→ DESCRIPTION OF THE TASK: Examine each line of the data. Copy those that contain the string "image".

[Records contained in a dataset]
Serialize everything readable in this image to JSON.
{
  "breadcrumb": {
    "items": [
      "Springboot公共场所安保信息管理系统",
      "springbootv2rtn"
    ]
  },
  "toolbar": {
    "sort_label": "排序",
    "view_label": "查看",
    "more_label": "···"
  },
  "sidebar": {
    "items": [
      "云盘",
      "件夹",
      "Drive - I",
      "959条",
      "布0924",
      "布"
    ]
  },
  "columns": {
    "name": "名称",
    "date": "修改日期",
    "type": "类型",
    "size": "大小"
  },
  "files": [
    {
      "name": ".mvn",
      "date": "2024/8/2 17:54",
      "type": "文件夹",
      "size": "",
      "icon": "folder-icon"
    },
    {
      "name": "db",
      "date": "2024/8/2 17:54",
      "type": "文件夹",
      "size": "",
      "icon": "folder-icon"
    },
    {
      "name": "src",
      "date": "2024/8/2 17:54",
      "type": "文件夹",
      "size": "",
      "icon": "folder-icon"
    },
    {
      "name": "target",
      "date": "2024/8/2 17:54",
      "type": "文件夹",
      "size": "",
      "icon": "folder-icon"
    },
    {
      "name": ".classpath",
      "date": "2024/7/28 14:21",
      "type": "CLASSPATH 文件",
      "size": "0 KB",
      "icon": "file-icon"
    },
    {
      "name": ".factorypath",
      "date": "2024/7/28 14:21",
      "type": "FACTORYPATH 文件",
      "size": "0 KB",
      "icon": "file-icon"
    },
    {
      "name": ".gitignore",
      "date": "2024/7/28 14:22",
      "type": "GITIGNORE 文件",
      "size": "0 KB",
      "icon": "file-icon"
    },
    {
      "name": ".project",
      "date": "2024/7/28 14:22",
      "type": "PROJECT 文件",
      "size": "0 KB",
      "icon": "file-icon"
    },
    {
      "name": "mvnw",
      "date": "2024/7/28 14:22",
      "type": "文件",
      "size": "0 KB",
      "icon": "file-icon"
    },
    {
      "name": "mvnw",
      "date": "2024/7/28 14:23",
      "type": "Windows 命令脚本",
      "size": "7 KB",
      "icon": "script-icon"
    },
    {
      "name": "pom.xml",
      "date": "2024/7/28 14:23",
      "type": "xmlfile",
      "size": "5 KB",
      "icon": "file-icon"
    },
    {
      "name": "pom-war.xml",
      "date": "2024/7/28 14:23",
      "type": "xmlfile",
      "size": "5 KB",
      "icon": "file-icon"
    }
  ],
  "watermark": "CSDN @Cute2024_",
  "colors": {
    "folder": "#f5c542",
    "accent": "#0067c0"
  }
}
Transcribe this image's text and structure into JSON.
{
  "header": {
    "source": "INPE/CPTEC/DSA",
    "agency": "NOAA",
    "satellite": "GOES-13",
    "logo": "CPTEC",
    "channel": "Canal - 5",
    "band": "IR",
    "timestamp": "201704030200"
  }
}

→ RESULT:
Serialize everything readable in this image to JSON.
Transcribe this image's text and structure into JSON.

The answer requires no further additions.